Compare any two graphics cards:
GeForce 8400 GS 512MB vs GeForce 9500 GT DDR2
IntroThe GeForce 8400 GS 512MB has a GPU clock speed of 650 MHz, and the 512 MB of DDR2 RAM runs at 400 MHz through a 64-bit bus. It also is comprised of 16 SPUs, 8 Texture Address Units, and 4 ROPs.
Compare all that to the GeForce 9500 GT DDR2, which makes use of a 65 nm design. nVidia has clocked the core speed at 550 MHz. The DDR2 memory runs at a speed of 500 MHz on this model. It features 32 SPUs as well as 16 Texture Address Units and 8 ROPs.
(No game benchmarks for this combination yet.)
Power Usage and Theoretical Benchmarks
Power Consumption (Max TDP)
The GeForce 9500 GT DDR2, in theory, should be quite a bit faster than the GeForce 8400 GS 512MB in general. (explain)
Texel RateThe GeForce 9500 GT DDR2 will be quite a bit (more or less 69%) more effective at AF than the GeForce 8400 GS 512MB. (explain)
Pixel RateThe GeForce 9500 GT DDR2 should be a lot (approximately 69%) better at full screen anti-aliasing than the GeForce 8400 GS 512MB, and also capable of handling higher resolutions more effectively. (explain)
Please note that the above 'benchmarks' are all just theoretical - the results were calculated based on the card's specifications, and real-world performance may (and probably will) vary at least a bit.

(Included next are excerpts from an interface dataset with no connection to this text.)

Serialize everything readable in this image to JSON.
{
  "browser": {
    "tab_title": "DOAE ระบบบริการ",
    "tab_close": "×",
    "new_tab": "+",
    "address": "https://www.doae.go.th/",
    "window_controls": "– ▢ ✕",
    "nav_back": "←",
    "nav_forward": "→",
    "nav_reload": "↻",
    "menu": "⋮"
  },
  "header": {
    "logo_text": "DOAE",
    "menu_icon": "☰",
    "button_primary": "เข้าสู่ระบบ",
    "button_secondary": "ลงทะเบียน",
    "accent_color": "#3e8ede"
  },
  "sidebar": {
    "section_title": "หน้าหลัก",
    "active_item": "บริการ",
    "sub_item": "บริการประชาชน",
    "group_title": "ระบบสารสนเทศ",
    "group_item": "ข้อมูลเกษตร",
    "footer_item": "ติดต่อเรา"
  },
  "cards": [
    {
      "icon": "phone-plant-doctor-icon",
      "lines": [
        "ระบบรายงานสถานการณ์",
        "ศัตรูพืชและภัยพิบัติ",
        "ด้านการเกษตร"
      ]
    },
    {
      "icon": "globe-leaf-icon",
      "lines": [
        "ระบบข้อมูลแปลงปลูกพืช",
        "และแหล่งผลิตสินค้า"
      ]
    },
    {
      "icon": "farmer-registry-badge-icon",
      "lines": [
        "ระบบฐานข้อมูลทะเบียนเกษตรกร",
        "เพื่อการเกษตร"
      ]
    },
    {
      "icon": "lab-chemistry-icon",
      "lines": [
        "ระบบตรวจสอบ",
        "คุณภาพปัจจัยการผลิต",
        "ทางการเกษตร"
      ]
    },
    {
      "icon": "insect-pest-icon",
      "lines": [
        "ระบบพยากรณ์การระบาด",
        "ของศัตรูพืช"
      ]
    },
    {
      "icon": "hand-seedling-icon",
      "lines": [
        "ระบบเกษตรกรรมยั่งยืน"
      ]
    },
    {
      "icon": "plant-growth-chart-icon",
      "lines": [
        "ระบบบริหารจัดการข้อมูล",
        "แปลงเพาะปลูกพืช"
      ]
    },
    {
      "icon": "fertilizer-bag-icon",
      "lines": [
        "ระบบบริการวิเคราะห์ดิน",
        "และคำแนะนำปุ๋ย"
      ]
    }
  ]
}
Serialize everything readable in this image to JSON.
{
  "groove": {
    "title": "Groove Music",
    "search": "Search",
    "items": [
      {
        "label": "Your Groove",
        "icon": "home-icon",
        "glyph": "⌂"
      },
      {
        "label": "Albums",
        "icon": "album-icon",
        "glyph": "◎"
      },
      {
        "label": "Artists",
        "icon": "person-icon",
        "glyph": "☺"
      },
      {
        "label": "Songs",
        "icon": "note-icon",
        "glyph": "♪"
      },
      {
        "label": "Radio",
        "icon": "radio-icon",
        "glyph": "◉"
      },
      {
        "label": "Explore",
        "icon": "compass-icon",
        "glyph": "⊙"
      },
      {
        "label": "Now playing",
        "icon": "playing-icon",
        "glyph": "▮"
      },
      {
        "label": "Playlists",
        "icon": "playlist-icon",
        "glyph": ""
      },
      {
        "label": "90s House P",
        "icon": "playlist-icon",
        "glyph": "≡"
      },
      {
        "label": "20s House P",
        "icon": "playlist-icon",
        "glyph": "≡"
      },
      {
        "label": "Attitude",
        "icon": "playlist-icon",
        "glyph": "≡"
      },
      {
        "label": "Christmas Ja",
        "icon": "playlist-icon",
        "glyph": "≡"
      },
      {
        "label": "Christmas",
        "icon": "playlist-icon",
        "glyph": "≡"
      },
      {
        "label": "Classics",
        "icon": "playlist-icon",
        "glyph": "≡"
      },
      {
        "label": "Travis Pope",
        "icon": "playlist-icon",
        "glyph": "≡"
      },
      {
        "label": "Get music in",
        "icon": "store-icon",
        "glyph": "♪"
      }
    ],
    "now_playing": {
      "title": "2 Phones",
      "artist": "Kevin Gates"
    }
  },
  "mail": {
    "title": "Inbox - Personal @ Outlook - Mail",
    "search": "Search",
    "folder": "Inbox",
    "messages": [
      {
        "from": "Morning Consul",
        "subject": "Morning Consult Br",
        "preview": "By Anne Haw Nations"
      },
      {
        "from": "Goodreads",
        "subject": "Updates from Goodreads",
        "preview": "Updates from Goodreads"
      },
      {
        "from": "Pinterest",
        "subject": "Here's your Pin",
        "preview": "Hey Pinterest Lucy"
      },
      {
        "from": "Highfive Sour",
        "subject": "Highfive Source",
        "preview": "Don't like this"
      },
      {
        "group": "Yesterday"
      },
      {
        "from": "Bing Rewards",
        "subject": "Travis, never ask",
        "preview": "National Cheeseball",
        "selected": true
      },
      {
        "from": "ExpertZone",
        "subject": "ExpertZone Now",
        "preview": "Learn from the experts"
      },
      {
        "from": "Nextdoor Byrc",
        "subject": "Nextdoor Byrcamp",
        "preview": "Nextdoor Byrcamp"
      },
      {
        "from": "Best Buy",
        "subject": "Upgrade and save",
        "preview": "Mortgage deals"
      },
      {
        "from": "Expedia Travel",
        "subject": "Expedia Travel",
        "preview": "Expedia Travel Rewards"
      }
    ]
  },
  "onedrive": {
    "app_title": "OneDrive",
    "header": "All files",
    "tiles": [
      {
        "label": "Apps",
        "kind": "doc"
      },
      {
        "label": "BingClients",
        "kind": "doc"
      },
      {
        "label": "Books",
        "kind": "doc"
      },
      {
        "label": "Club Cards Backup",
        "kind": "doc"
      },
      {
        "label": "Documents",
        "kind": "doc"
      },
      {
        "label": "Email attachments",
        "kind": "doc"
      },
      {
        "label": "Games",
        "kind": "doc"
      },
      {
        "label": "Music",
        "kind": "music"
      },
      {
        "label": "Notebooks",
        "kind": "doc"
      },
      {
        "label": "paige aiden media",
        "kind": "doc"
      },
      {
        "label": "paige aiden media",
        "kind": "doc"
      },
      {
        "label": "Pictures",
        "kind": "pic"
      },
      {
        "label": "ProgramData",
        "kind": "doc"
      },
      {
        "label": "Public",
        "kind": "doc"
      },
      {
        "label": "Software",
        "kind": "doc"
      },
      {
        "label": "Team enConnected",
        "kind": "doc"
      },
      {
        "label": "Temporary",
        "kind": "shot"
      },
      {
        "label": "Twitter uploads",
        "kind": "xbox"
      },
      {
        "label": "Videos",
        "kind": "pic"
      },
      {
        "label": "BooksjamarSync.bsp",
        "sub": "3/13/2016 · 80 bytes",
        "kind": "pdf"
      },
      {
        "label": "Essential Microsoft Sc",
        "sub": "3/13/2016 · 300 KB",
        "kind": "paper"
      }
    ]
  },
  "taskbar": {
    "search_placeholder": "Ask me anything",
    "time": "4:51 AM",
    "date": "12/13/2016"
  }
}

Please note that the price comparisons are based on search keywords - sometimes it might show cards with very similar names that are not exactly the same as the one chosen in the comparison. We do try to filter out the wrong results as best we can, though.

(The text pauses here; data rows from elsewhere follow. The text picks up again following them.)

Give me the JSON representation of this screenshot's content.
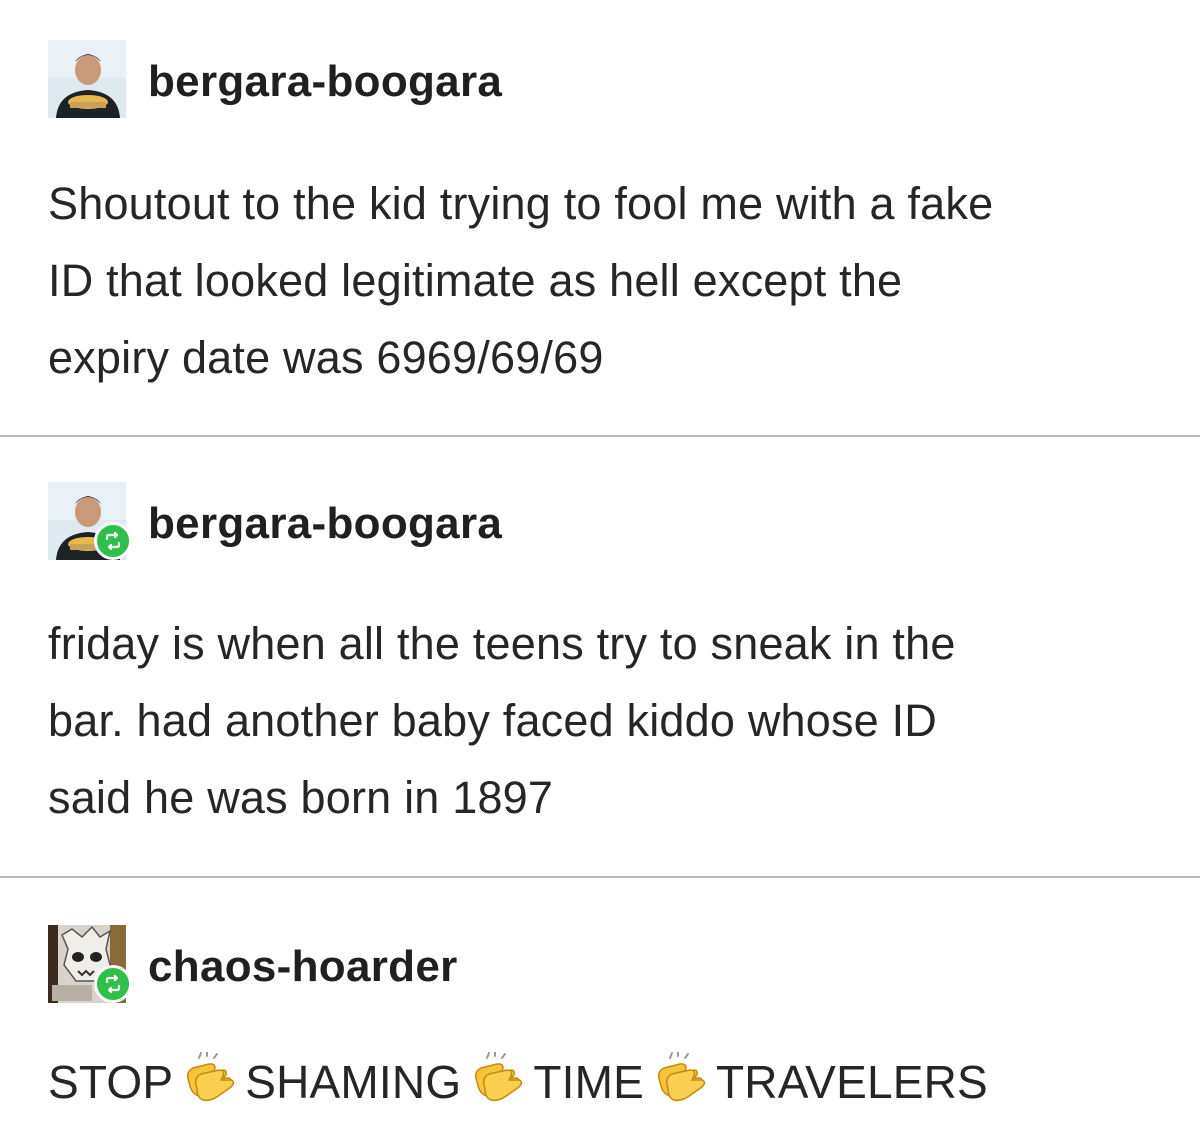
{
  "posts": [
    {
      "username": "bergara-boogara",
      "avatar_icon": "profile-photo-man-icon",
      "is_reblog": false,
      "lines": [
        "Shoutout to the kid trying to fool me with a fake",
        "ID that looked legitimate as hell except the",
        "expiry date was 6969/69/69"
      ]
    },
    {
      "username": "bergara-boogara",
      "avatar_icon": "profile-photo-man-icon",
      "is_reblog": true,
      "reblog_icon": "reblog-icon",
      "lines": [
        "friday is when all the teens try to sneak in the",
        "bar. had another baby faced kiddo whose ID",
        "said he was born in 1897"
      ]
    },
    {
      "username": "chaos-hoarder",
      "avatar_icon": "skull-character-icon",
      "is_reblog": true,
      "reblog_icon": "reblog-icon",
      "words": [
        "STOP",
        "SHAMING",
        "TIME",
        "TRAVELERS"
      ],
      "separator_icon": "clapping-hands-emoji"
    }
  ],
  "colors": {
    "reblog_badge": "#2ec04a",
    "divider": "#b9b9b9",
    "text": "#262626",
    "clap_emoji": "#f5c43a"
  }
}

Memory Bandwidth: Memory bandwidth is the maximum amount of information (counted in megabytes per second) that can be transported across the external memory interface in one second. The number is calculated by multiplying the interface width by its memory speed. In the case of DDR type memory, it should be multiplied by 2 once again. If DDR5, multiply by ANOTHER 2x. The better the bandwidth is, the better the card will be in general. It especially helps with AA, High Dynamic Range and high resolutions.
Texel Rate: Texel rate is the maximum texture map elements (texels) that are processed in one second. This number is worked out by multiplying the total texture units of the card by the core speed of the chip. The higher the texel rate, the better the card will be at handling texture filtering (anisotropic filtering - AF). It is measured in millions of texels processed per second.
Pixel Rate: Pixel rate is the maximum amount of pixels that the graphics chip can possibly write to the local memory in a second - measured in millions of pixels per second. The figure is worked out by multiplying the amount of Raster Operations Pipelines by the the core speed of the card. ROPs (Raster Operations Pipelines - sometimes also referred to as Render Output Units) are responsible for outputting the pixels (image) to the screen. The actual pixel rate is also dependant on lots of other factors, especially the memory bandwidth - the lower the bandwidth is, the lower the ability to reach the maximum fill rate.